» Exercise inputs
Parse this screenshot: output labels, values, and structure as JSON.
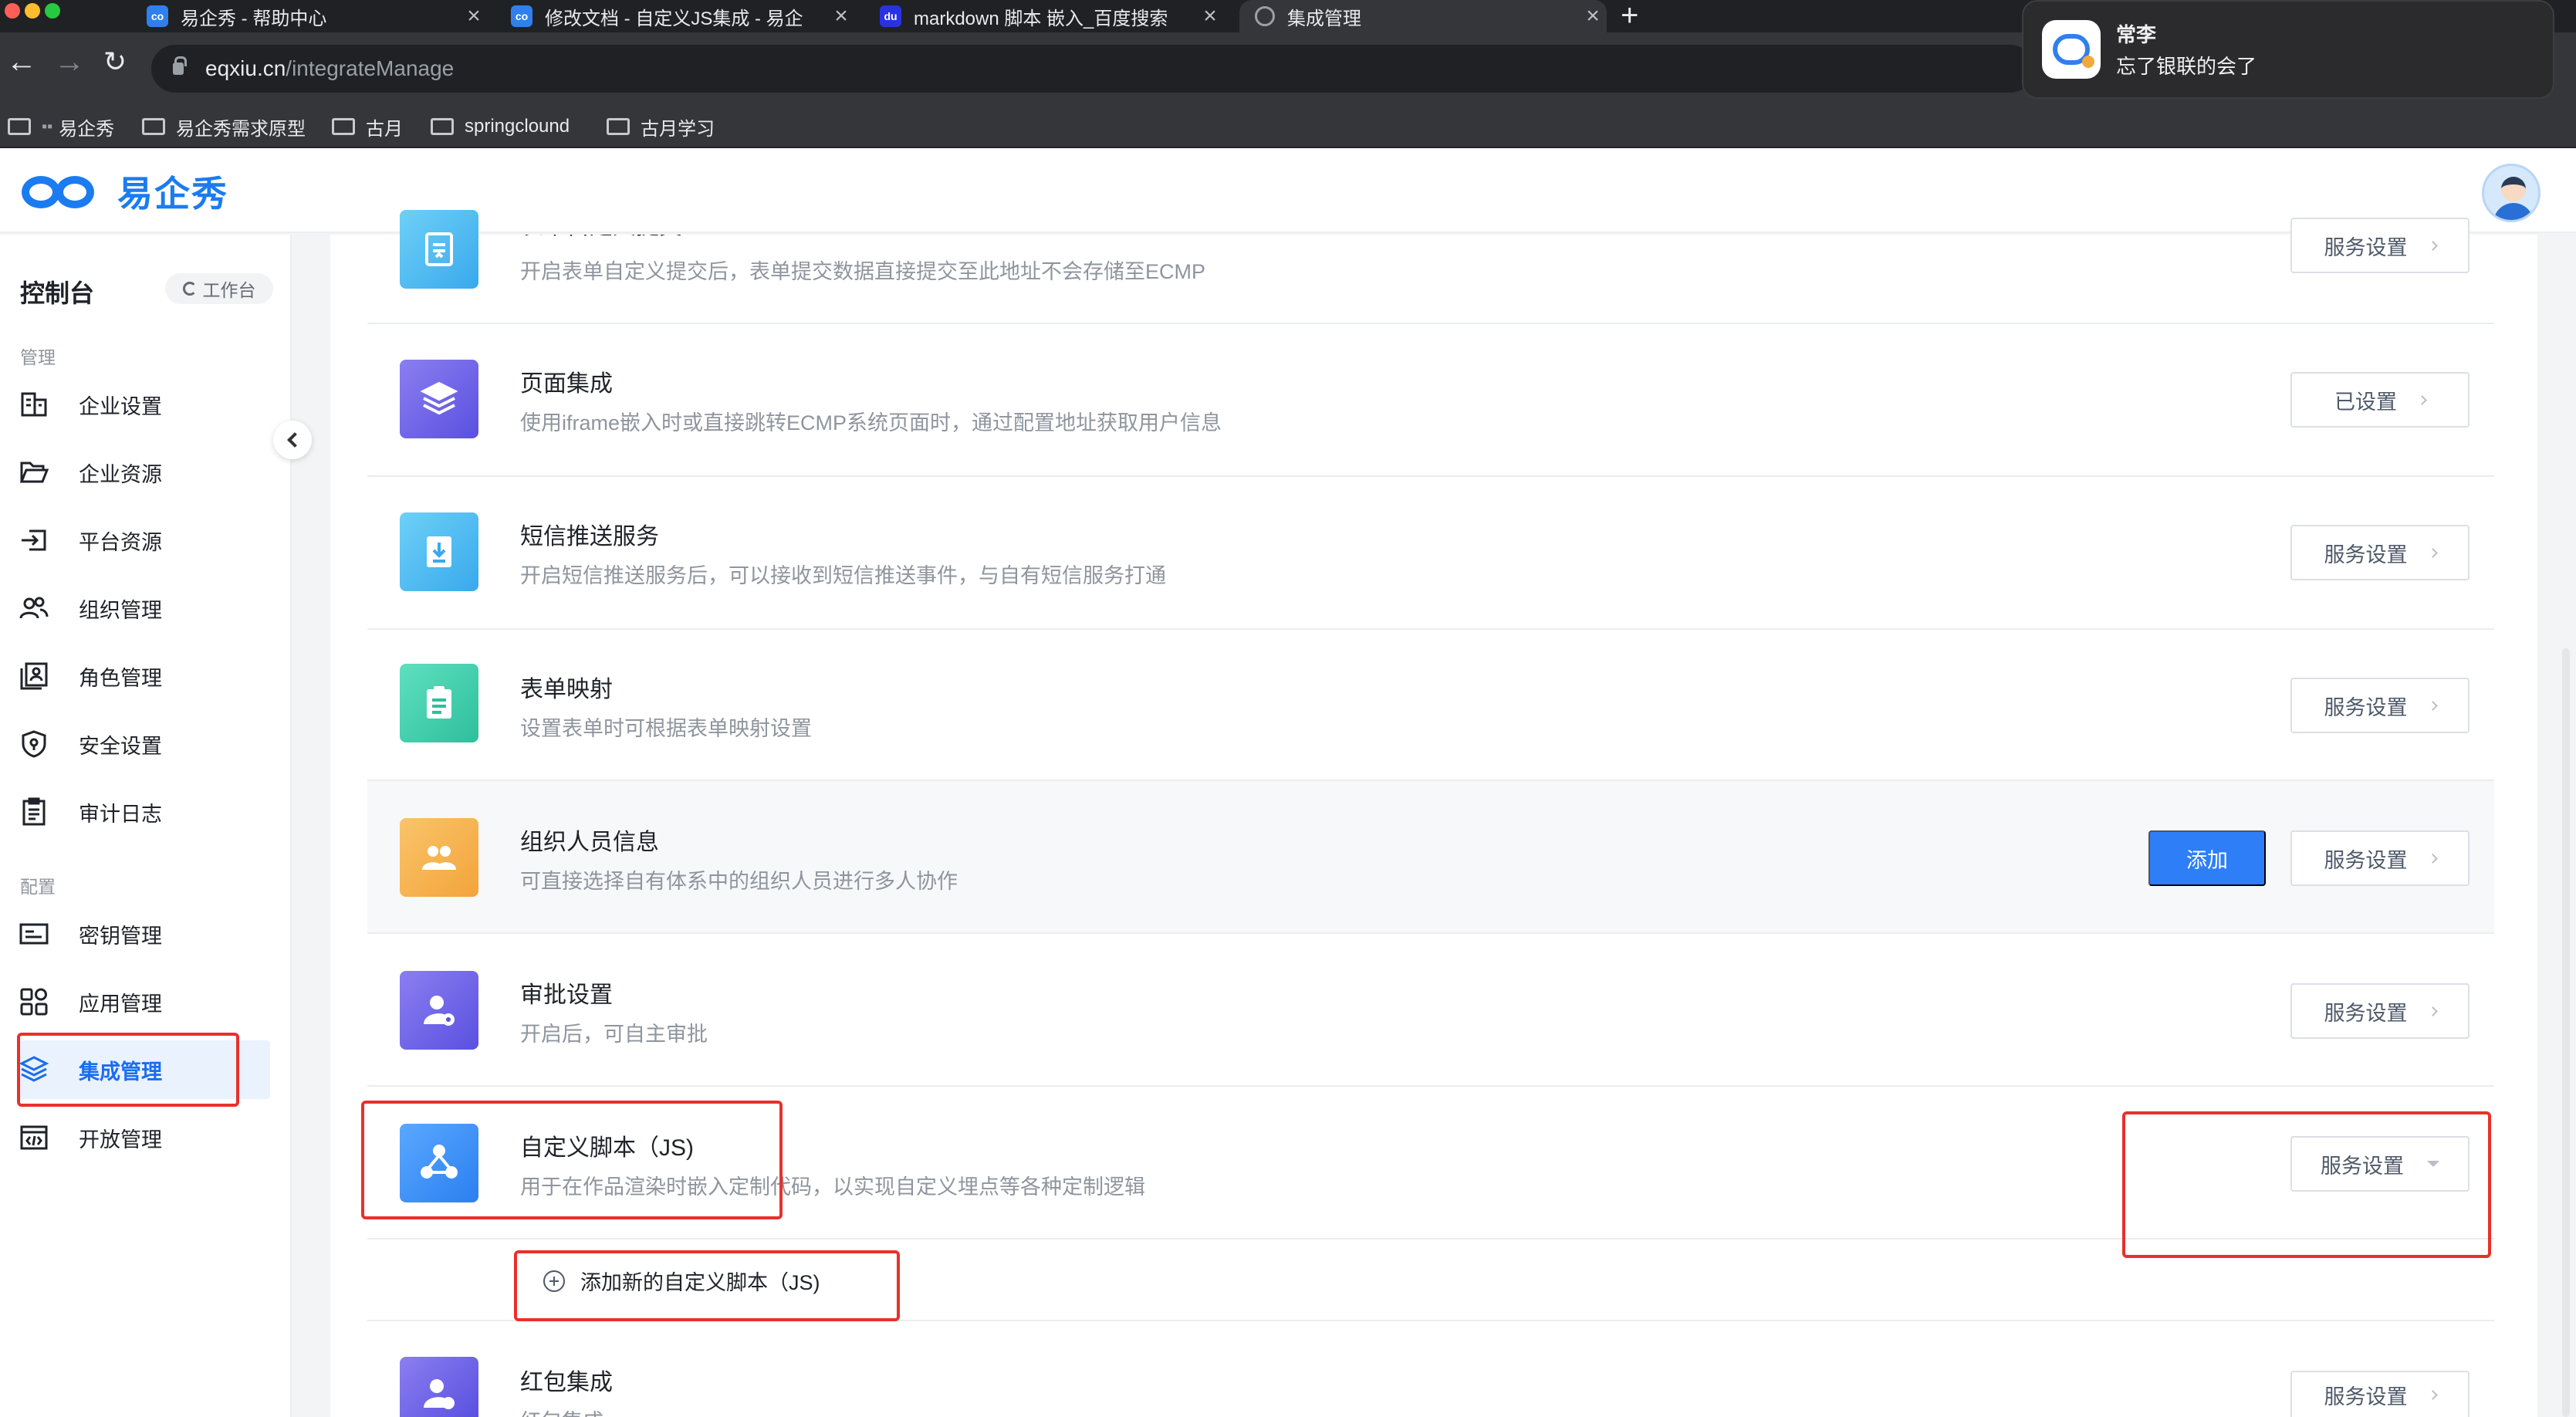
{
  "browser": {
    "tabs": [
      {
        "title": "易企秀 - 帮助中心",
        "favicon": "eqxiu-favicon"
      },
      {
        "title": "修改文档 - 自定义JS集成 - 易企",
        "favicon": "eqxiu-favicon"
      },
      {
        "title": "markdown 脚本 嵌入_百度搜索",
        "favicon": "baidu-favicon"
      },
      {
        "title": "集成管理",
        "favicon": "globe-icon"
      }
    ],
    "address": {
      "host": "eqxiu.cn",
      "path": "/integrateManage"
    },
    "bookmarks": [
      "易企秀",
      "易企秀需求原型",
      "古月",
      "springclound",
      "古月学习"
    ]
  },
  "notification": {
    "sender": "常李",
    "message": "忘了银联的会了"
  },
  "app": {
    "logo_text": "易企秀",
    "colors": {
      "brand": "#1a7cf0",
      "primary_button": "#2d7ef7",
      "annotation": "#e8312a"
    }
  },
  "sidebar": {
    "title": "控制台",
    "workbench_label": "工作台",
    "sections": [
      {
        "label": "管理",
        "items": [
          {
            "label": "企业设置",
            "icon": "building-icon"
          },
          {
            "label": "企业资源",
            "icon": "folder-open-icon"
          },
          {
            "label": "平台资源",
            "icon": "import-icon"
          },
          {
            "label": "组织管理",
            "icon": "users-icon"
          },
          {
            "label": "角色管理",
            "icon": "role-icon"
          },
          {
            "label": "安全设置",
            "icon": "shield-icon"
          },
          {
            "label": "审计日志",
            "icon": "clipboard-icon"
          }
        ]
      },
      {
        "label": "配置",
        "items": [
          {
            "label": "密钥管理",
            "icon": "key-card-icon"
          },
          {
            "label": "应用管理",
            "icon": "apps-icon"
          },
          {
            "label": "集成管理",
            "icon": "layers-icon",
            "active": true
          },
          {
            "label": "开放管理",
            "icon": "code-icon"
          }
        ]
      }
    ]
  },
  "integrations": [
    {
      "title": "表单自定义提交",
      "desc": "开启表单自定义提交后，表单提交数据直接提交至此地址不会存储至ECMP",
      "button": "服务设置",
      "icon": "form-submit-icon"
    },
    {
      "title": "页面集成",
      "desc": "使用iframe嵌入时或直接跳转ECMP系统页面时，通过配置地址获取用户信息",
      "button": "已设置",
      "icon": "layers-icon"
    },
    {
      "title": "短信推送服务",
      "desc": "开启短信推送服务后，可以接收到短信推送事件，与自有短信服务打通",
      "button": "服务设置",
      "icon": "sms-icon"
    },
    {
      "title": "表单映射",
      "desc": "设置表单时可根据表单映射设置",
      "button": "服务设置",
      "icon": "form-map-icon"
    },
    {
      "title": "组织人员信息",
      "desc": "可直接选择自有体系中的组织人员进行多人协作",
      "button": "服务设置",
      "add_button": "添加",
      "icon": "team-icon"
    },
    {
      "title": "审批设置",
      "desc": "开启后，可自主审批",
      "button": "服务设置",
      "icon": "approval-icon"
    },
    {
      "title": "自定义脚本（JS)",
      "desc": "用于在作品渲染时嵌入定制代码，以实现自定义埋点等各种定制逻辑",
      "button": "服务设置",
      "icon": "script-icon",
      "expanded": true
    },
    {
      "title": "红包集成",
      "desc": "红包集成",
      "button": "服务设置",
      "icon": "redpacket-icon"
    }
  ],
  "add_script_label": "添加新的自定义脚本（JS)"
}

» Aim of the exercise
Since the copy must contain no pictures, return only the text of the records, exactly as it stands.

» Answer box
Parse this screenshot: output labels, values, and structure as JSON.
{
  "browser": {
    "tabs": [
      {
        "title": "易企秀 - 帮助中心",
        "favicon": "eqxiu-favicon"
      },
      {
        "title": "修改文档 - 自定义JS集成 - 易企",
        "favicon": "eqxiu-favicon"
      },
      {
        "title": "markdown 脚本 嵌入_百度搜索",
        "favicon": "baidu-favicon"
      },
      {
        "title": "集成管理",
        "favicon": "globe-icon"
      }
    ],
    "address": {
      "host": "eqxiu.cn",
      "path": "/integrateManage"
    },
    "bookmarks": [
      "易企秀",
      "易企秀需求原型",
      "古月",
      "springclound",
      "古月学习"
    ]
  },
  "notification": {
    "sender": "常李",
    "message": "忘了银联的会了"
  },
  "app": {
    "logo_text": "易企秀",
    "colors": {
      "brand": "#1a7cf0",
      "primary_button": "#2d7ef7",
      "annotation": "#e8312a"
    }
  },
  "sidebar": {
    "title": "控制台",
    "workbench_label": "工作台",
    "sections": [
      {
        "label": "管理",
        "items": [
          {
            "label": "企业设置",
            "icon": "building-icon"
          },
          {
            "label": "企业资源",
            "icon": "folder-open-icon"
          },
          {
            "label": "平台资源",
            "icon": "import-icon"
          },
          {
            "label": "组织管理",
            "icon": "users-icon"
          },
          {
            "label": "角色管理",
            "icon": "role-icon"
          },
          {
            "label": "安全设置",
            "icon": "shield-icon"
          },
          {
            "label": "审计日志",
            "icon": "clipboard-icon"
          }
        ]
      },
      {
        "label": "配置",
        "items": [
          {
            "label": "密钥管理",
            "icon": "key-card-icon"
          },
          {
            "label": "应用管理",
            "icon": "apps-icon"
          },
          {
            "label": "集成管理",
            "icon": "layers-icon",
            "active": true
          },
          {
            "label": "开放管理",
            "icon": "code-icon"
          }
        ]
      }
    ]
  },
  "integrations": [
    {
      "title": "表单自定义提交",
      "desc": "开启表单自定义提交后，表单提交数据直接提交至此地址不会存储至ECMP",
      "button": "服务设置",
      "icon": "form-submit-icon"
    },
    {
      "title": "页面集成",
      "desc": "使用iframe嵌入时或直接跳转ECMP系统页面时，通过配置地址获取用户信息",
      "button": "已设置",
      "icon": "layers-icon"
    },
    {
      "title": "短信推送服务",
      "desc": "开启短信推送服务后，可以接收到短信推送事件，与自有短信服务打通",
      "button": "服务设置",
      "icon": "sms-icon"
    },
    {
      "title": "表单映射",
      "desc": "设置表单时可根据表单映射设置",
      "button": "服务设置",
      "icon": "form-map-icon"
    },
    {
      "title": "组织人员信息",
      "desc": "可直接选择自有体系中的组织人员进行多人协作",
      "button": "服务设置",
      "add_button": "添加",
      "icon": "team-icon"
    },
    {
      "title": "审批设置",
      "desc": "开启后，可自主审批",
      "button": "服务设置",
      "icon": "approval-icon"
    },
    {
      "title": "自定义脚本（JS)",
      "desc": "用于在作品渲染时嵌入定制代码，以实现自定义埋点等各种定制逻辑",
      "button": "服务设置",
      "icon": "script-icon",
      "expanded": true
    },
    {
      "title": "红包集成",
      "desc": "红包集成",
      "button": "服务设置",
      "icon": "redpacket-icon"
    }
  ],
  "add_script_label": "添加新的自定义脚本（JS)"
}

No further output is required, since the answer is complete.